TWENTY-EIGHT-YEAR-old Klint Miller looks you straight in the eye from across his desk at UP General Contracting in downtown Marquette. He’s ready for questions.
He’s just shut down his business after less than four years. A locked door, employees let go, building contracts unfulfilled, debts unpaid, some of them unpayable.
But he’s not running and hiding. He’s forthcoming, well-spoken, earnest, downcast, and chastened by what he’s just experienced.
A local boy, he started in construction as a 13-year-old, had success, and then in 2016, only in his mid-twenties, he was ready to start his own business, UPGC, out of his home. A young man on the rise.
In 2017, he found the resources to move his growing company to an office on Washington Street.
“2016 had been a great year,” he says. “2017 showed steady growth, and in 2018, we had big volume.”
UPGC did almost $4 million in business in 2018. The company had up to 20 employees at one point. Not only that, but Remodeling Magazine that year selected UPGC as one of the “Remodeling Big50”–an award for its standards of professionalism and integrity.
Everything seemed perfect except…
“It came to my attention that we had a problem with finances,” he says. “We’d lost some control of our accounts receivables, we had a cash flow problem.”
Who exactly was responsible for the problem? He won’t name names, and he admits, as CEO, he had to take responsibility and try to remedy the situation.
Klint Miller was riding high as a young business owner, but then things went south.
“I thought I could fix it,” he says. “I took out some high interest loans but things began to snowball. Some projects weren’t as profitable as we expected, and then some of our clients started buying their own materials because they weren’t happy with us.”
“To make our home livable, we had to take out a second mortgage to pay his subcontractors for fear of liens,” a Gwinn homeowner explains. She didn’t want to be publicly identified pending possible legal action. “He (Miller) walked away with $70,000 of our money, and our home and garage have still not been inspected and sided to completion.”
“We kept giving them money and only minimal work was being done,” says Jennifer Risch of Wisconsin. She and her husband hired UPGC to build a high end log cabin in Alger County. They finally gave up on the company and hired another contractor. “We’ve literally cried on the phone with other customers (of UPGC) who went through the same experience.”

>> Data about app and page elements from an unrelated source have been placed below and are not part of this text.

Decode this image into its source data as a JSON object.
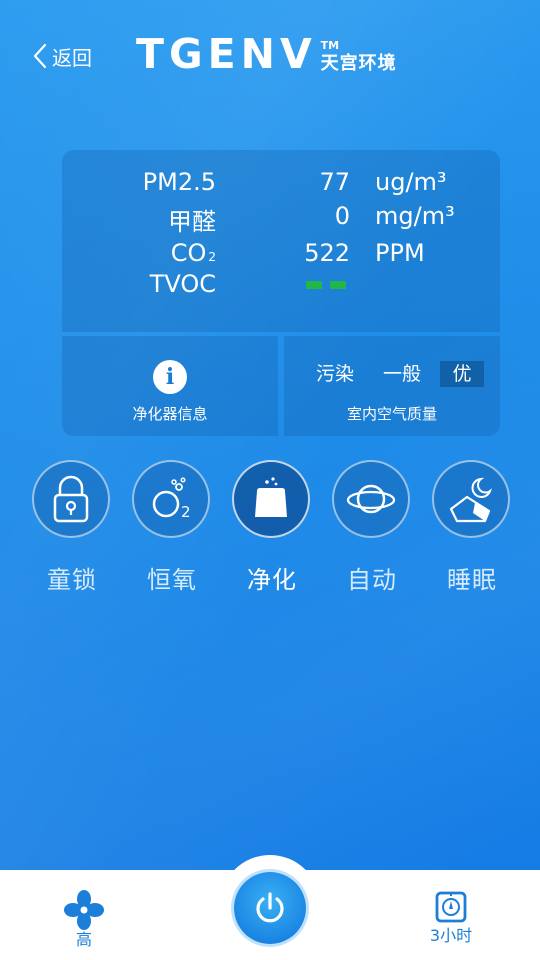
{
  "header": {
    "back_label": "返回",
    "logo_text": "TGENV",
    "logo_tm": "TM",
    "logo_cn": "天宫环境"
  },
  "readings": [
    {
      "name": "PM2.5",
      "value": "77",
      "unit": "ug/m³"
    },
    {
      "name": "甲醛",
      "value": "0",
      "unit": "mg/m³"
    },
    {
      "name": "CO",
      "name_sub": "2",
      "value": "522",
      "unit": "PPM"
    },
    {
      "name": "TVOC",
      "value": "",
      "unit": ""
    }
  ],
  "tvoc_indicator_color": "#23b74a",
  "purifier_info": {
    "icon_glyph": "i",
    "label": "净化器信息"
  },
  "air_quality": {
    "levels": [
      "污染",
      "一般",
      "优"
    ],
    "selected": "优",
    "label": "室内空气质量"
  },
  "modes": [
    {
      "label": "童锁",
      "icon": "lock-icon",
      "active": false
    },
    {
      "label": "恒氧",
      "icon": "oxygen-icon",
      "active": false
    },
    {
      "label": "净化",
      "icon": "purify-icon",
      "active": true
    },
    {
      "label": "自动",
      "icon": "planet-icon",
      "active": false
    },
    {
      "label": "睡眠",
      "icon": "moon-icon",
      "active": false
    }
  ],
  "bottom_bar": {
    "fan_label": "高",
    "timer_label": "3小时",
    "power_icon": "power-icon"
  },
  "colors": {
    "accent": "#1b7fd9",
    "background": "#1a8ae8"
  }
}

Both Risch and the Gwinn homeowner say there are several other UPGC clients with the same story–cash handed over to the company, jobs not done or done negligently…resulting in frustration, anger, and a loss of hard-earned money. Lawsuits are being discussed.
And then this, from Alger County building inspector Joe Cilc who’s inspected some of the UPGC homes: “They (UPGC) have had problems all along with construction and with permitting. I’m not sure they knew what they were doing.”

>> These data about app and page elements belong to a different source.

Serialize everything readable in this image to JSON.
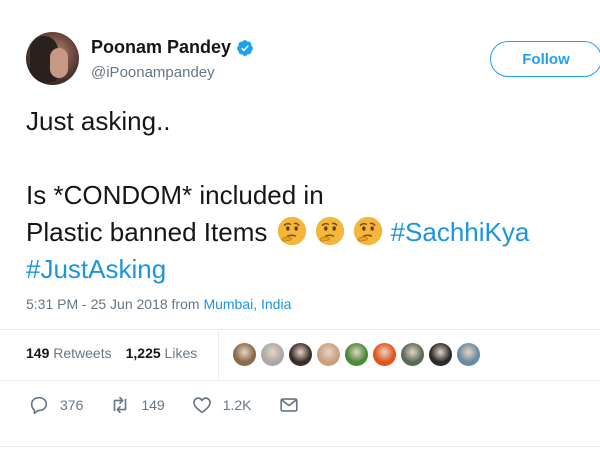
{
  "user": {
    "name": "Poonam Pandey",
    "handle": "@iPoonampandey"
  },
  "follow_label": "Follow",
  "tweet": {
    "line1": "Just asking..",
    "line2": "Is *CONDOM* included in",
    "line3": "Plastic banned Items ",
    "hashtag1": "#SachhiKya",
    "hashtag2": "#JustAsking",
    "emoji": "thinking-face"
  },
  "meta": {
    "time": "5:31 PM - 25 Jun 2018 from ",
    "location": "Mumbai, India"
  },
  "stats": {
    "retweets_count": "149",
    "retweets_label": "Retweets",
    "likes_count": "1,225",
    "likes_label": "Likes"
  },
  "liker_colors": [
    "#8a6a4a",
    "#a9a9a9",
    "#3a2e2a",
    "#c9a07e",
    "#4a8a3a",
    "#e2541e",
    "#5a6a5a",
    "#2b2b2b",
    "#6a8aa0"
  ],
  "actions": {
    "reply_count": "376",
    "retweet_count": "149",
    "like_count": "1.2K"
  },
  "colors": {
    "accent": "#1da1f2",
    "link": "#1b95e0",
    "muted": "#657786"
  }
}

Miller, clear-eyed and soft-spoken, says he understands his customers’ frustrations.
“I hate the situation I left these people in,” he tells you quietly. “But there’s nothing I can do because I don’t have any money. I hope these people (the customers) have some grace in their hearts.”
He and his wife have signed over their home as collateral for the loans, they’ve maxed out their credit cards.

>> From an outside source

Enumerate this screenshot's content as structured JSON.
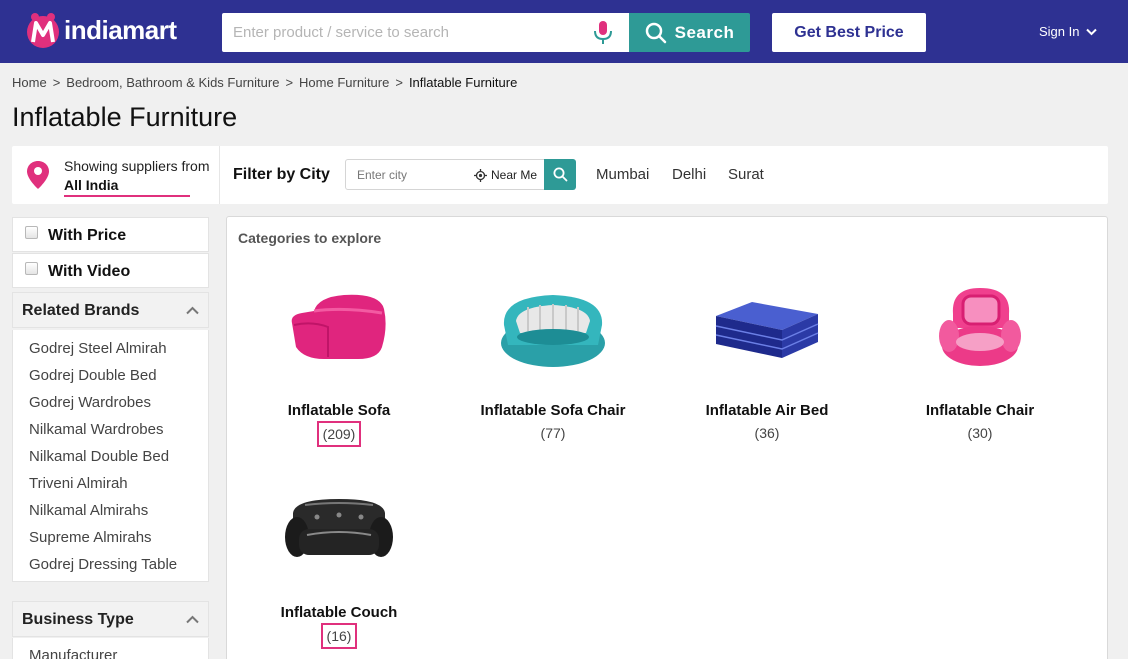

And…they have five children at home. His wife is a stay-at-home mom.
An uncertain future, to say the least, for the Miller family, as Klint goes through the process of dissolving the company and liquidating the assets. He tells you he’s also doing his best to try to link up his unhappy customers with contractors who might be able to finish the job. But of course, that will come at additional cost to them.
And so, as we finish the conversation with Miller, we ask, “What have you learned through this experience? What would you do differently?”
“I would start out smaller and I would be more careful hiring people,” he replies.
But of course, the ultimate responsibility lies with him. He started the company, he hired his employees, he assured his customers he’d get the job done, he took their money.
The arrogance of youth? Unchecked ambition? Naivete? Negligence? A touch of greed?
Perhaps all of them.
And at the end, what remains are angry customers, unemployed workers, a broken young man and his family, and a locked door to a failed business.